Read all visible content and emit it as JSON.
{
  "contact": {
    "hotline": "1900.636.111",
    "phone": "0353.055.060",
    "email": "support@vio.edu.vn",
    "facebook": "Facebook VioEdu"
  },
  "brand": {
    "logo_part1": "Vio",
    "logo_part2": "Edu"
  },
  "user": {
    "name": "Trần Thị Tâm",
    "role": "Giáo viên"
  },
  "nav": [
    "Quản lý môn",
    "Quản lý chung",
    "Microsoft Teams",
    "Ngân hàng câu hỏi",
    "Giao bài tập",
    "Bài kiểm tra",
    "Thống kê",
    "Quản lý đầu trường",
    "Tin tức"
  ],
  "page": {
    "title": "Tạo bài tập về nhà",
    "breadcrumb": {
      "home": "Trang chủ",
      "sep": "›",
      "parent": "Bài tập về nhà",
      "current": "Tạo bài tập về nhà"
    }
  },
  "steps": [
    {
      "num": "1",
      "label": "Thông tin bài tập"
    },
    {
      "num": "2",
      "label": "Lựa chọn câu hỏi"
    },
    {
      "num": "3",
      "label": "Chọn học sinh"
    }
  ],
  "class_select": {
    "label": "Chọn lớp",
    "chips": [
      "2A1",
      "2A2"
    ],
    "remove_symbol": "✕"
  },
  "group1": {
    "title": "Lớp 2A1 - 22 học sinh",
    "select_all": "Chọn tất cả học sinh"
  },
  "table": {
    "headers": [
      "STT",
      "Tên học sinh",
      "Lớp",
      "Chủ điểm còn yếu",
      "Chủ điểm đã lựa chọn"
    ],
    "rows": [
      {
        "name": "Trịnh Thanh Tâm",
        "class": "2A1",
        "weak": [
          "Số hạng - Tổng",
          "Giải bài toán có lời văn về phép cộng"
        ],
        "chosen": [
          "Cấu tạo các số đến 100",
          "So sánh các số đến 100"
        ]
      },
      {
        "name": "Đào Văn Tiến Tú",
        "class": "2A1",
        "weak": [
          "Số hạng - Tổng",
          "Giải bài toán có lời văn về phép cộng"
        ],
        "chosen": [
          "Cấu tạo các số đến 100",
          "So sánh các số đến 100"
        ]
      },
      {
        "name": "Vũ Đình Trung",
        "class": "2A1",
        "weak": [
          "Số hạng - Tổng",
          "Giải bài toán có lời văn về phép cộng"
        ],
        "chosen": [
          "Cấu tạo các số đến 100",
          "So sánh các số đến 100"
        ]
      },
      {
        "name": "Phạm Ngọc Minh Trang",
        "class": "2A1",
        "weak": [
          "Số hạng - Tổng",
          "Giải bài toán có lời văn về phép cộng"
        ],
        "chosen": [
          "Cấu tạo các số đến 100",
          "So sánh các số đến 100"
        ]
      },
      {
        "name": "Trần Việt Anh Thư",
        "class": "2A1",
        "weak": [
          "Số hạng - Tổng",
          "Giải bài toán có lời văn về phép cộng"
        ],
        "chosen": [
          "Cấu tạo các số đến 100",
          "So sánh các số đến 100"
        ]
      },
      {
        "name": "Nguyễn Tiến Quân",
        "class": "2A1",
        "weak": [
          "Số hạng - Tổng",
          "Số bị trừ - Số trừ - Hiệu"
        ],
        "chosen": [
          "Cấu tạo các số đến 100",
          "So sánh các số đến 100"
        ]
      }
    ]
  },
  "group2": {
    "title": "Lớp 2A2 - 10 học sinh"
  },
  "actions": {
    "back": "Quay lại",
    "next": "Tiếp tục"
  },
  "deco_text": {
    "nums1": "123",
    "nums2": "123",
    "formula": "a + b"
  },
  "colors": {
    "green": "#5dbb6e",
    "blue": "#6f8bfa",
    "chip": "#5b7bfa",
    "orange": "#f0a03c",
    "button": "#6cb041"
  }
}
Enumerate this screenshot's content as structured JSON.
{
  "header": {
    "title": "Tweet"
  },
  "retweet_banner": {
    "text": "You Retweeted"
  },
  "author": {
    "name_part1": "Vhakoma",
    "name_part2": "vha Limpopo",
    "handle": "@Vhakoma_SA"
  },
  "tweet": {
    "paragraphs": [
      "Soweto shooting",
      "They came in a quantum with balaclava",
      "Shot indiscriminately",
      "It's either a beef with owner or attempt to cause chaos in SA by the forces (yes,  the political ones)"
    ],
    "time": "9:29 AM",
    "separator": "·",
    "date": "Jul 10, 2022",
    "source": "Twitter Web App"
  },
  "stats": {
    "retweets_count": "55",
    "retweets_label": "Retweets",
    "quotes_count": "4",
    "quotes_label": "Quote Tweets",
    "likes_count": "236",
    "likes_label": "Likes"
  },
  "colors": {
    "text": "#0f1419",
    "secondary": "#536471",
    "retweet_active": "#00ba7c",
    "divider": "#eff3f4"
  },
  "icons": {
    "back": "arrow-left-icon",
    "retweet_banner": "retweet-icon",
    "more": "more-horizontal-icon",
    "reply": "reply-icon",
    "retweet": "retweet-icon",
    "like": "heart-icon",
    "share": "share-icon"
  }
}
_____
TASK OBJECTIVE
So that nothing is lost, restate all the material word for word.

RESPONSE AREA
Read all visible content and emit it as JSON.
{
  "contact": {
    "hotline": "1900.636.111",
    "phone": "0353.055.060",
    "email": "support@vio.edu.vn",
    "facebook": "Facebook VioEdu"
  },
  "brand": {
    "logo_part1": "Vio",
    "logo_part2": "Edu"
  },
  "user": {
    "name": "Trần Thị Tâm",
    "role": "Giáo viên"
  },
  "nav": [
    "Quản lý môn",
    "Quản lý chung",
    "Microsoft Teams",
    "Ngân hàng câu hỏi",
    "Giao bài tập",
    "Bài kiểm tra",
    "Thống kê",
    "Quản lý đầu trường",
    "Tin tức"
  ],
  "page": {
    "title": "Tạo bài tập về nhà",
    "breadcrumb": {
      "home": "Trang chủ",
      "sep": "›",
      "parent": "Bài tập về nhà",
      "current": "Tạo bài tập về nhà"
    }
  },
  "steps": [
    {
      "num": "1",
      "label": "Thông tin bài tập"
    },
    {
      "num": "2",
      "label": "Lựa chọn câu hỏi"
    },
    {
      "num": "3",
      "label": "Chọn học sinh"
    }
  ],
  "class_select": {
    "label": "Chọn lớp",
    "chips": [
      "2A1",
      "2A2"
    ],
    "remove_symbol": "✕"
  },
  "group1": {
    "title": "Lớp 2A1 - 22 học sinh",
    "select_all": "Chọn tất cả học sinh"
  },
  "table": {
    "headers": [
      "STT",
      "Tên học sinh",
      "Lớp",
      "Chủ điểm còn yếu",
      "Chủ điểm đã lựa chọn"
    ],
    "rows": [
      {
        "name": "Trịnh Thanh Tâm",
        "class": "2A1",
        "weak": [
          "Số hạng - Tổng",
          "Giải bài toán có lời văn về phép cộng"
        ],
        "chosen": [
          "Cấu tạo các số đến 100",
          "So sánh các số đến 100"
        ]
      },
      {
        "name": "Đào Văn Tiến Tú",
        "class": "2A1",
        "weak": [
          "Số hạng - Tổng",
          "Giải bài toán có lời văn về phép cộng"
        ],
        "chosen": [
          "Cấu tạo các số đến 100",
          "So sánh các số đến 100"
        ]
      },
      {
        "name": "Vũ Đình Trung",
        "class": "2A1",
        "weak": [
          "Số hạng - Tổng",
          "Giải bài toán có lời văn về phép cộng"
        ],
        "chosen": [
          "Cấu tạo các số đến 100",
          "So sánh các số đến 100"
        ]
      },
      {
        "name": "Phạm Ngọc Minh Trang",
        "class": "2A1",
        "weak": [
          "Số hạng - Tổng",
          "Giải bài toán có lời văn về phép cộng"
        ],
        "chosen": [
          "Cấu tạo các số đến 100",
          "So sánh các số đến 100"
        ]
      },
      {
        "name": "Trần Việt Anh Thư",
        "class": "2A1",
        "weak": [
          "Số hạng - Tổng",
          "Giải bài toán có lời văn về phép cộng"
        ],
        "chosen": [
          "Cấu tạo các số đến 100",
          "So sánh các số đến 100"
        ]
      },
      {
        "name": "Nguyễn Tiến Quân",
        "class": "2A1",
        "weak": [
          "Số hạng - Tổng",
          "Số bị trừ - Số trừ - Hiệu"
        ],
        "chosen": [
          "Cấu tạo các số đến 100",
          "So sánh các số đến 100"
        ]
      }
    ]
  },
  "group2": {
    "title": "Lớp 2A2 - 10 học sinh"
  },
  "actions": {
    "back": "Quay lại",
    "next": "Tiếp tục"
  },
  "deco_text": {
    "nums1": "123",
    "nums2": "123",
    "formula": "a + b"
  },
  "colors": {
    "green": "#5dbb6e",
    "blue": "#6f8bfa",
    "chip": "#5b7bfa",
    "orange": "#f0a03c",
    "button": "#6cb041"
  }
}
Enumerate this screenshot's content as structured JSON.
{
  "header": {
    "title": "Tweet"
  },
  "retweet_banner": {
    "text": "You Retweeted"
  },
  "author": {
    "name_part1": "Vhakoma",
    "name_part2": "vha Limpopo",
    "handle": "@Vhakoma_SA"
  },
  "tweet": {
    "paragraphs": [
      "Soweto shooting",
      "They came in a quantum with balaclava",
      "Shot indiscriminately",
      "It's either a beef with owner or attempt to cause chaos in SA by the forces (yes,  the political ones)"
    ],
    "time": "9:29 AM",
    "separator": "·",
    "date": "Jul 10, 2022",
    "source": "Twitter Web App"
  },
  "stats": {
    "retweets_count": "55",
    "retweets_label": "Retweets",
    "quotes_count": "4",
    "quotes_label": "Quote Tweets",
    "likes_count": "236",
    "likes_label": "Likes"
  },
  "colors": {
    "text": "#0f1419",
    "secondary": "#536471",
    "retweet_active": "#00ba7c",
    "divider": "#eff3f4"
  },
  "icons": {
    "back": "arrow-left-icon",
    "retweet_banner": "retweet-icon",
    "more": "more-horizontal-icon",
    "reply": "reply-icon",
    "retweet": "retweet-icon",
    "like": "heart-icon",
    "share": "share-icon"
  }
}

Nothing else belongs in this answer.